::: Data :::

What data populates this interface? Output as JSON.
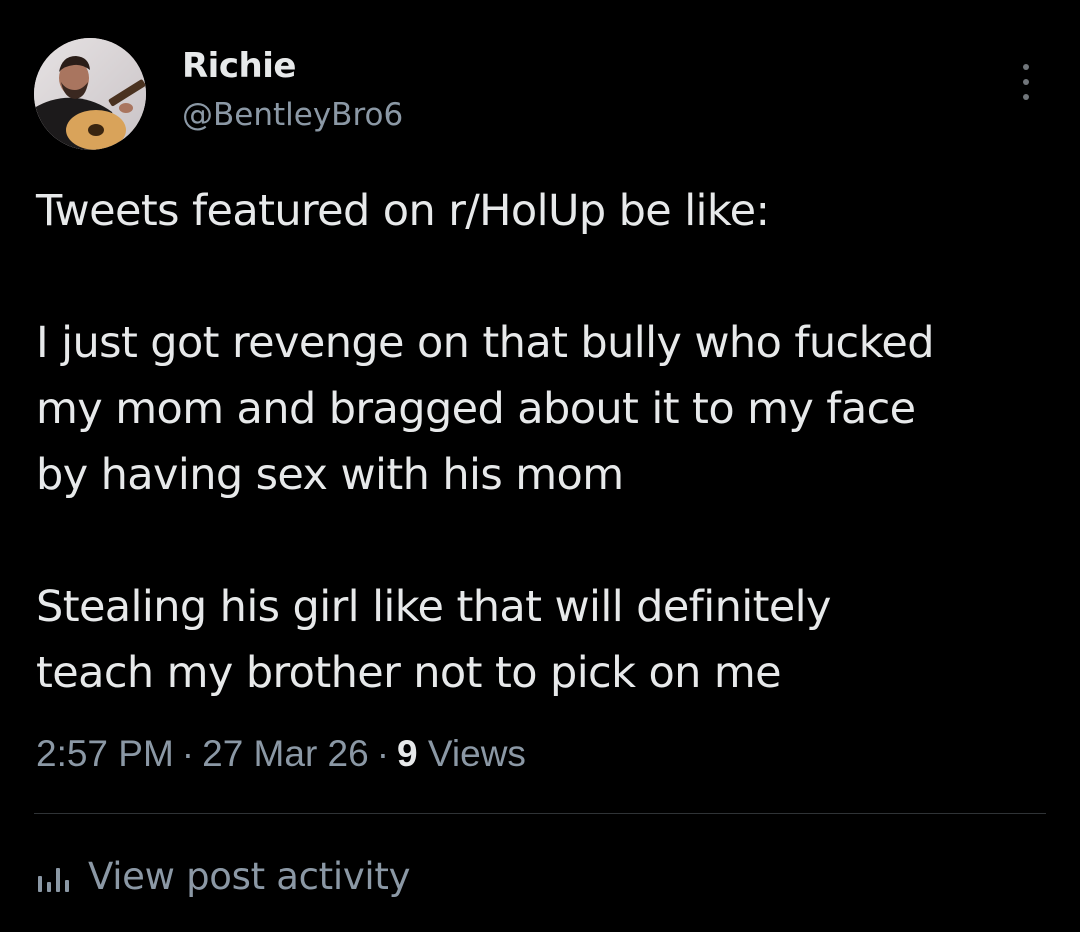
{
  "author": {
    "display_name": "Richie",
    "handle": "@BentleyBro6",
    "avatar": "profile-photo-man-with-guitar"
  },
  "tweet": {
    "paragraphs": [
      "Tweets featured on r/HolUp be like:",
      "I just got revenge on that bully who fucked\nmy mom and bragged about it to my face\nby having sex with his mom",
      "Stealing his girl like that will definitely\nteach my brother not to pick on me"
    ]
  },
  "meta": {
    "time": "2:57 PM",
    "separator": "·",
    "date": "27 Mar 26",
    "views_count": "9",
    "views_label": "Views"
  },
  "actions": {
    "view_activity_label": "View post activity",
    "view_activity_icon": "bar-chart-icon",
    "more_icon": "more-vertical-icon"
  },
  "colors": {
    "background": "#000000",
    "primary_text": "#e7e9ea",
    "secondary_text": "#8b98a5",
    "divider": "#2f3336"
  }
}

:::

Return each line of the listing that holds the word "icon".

● **The answer**:
    "view_activity_icon": "bar-chart-icon",
    "more_icon": "more-vertical-icon"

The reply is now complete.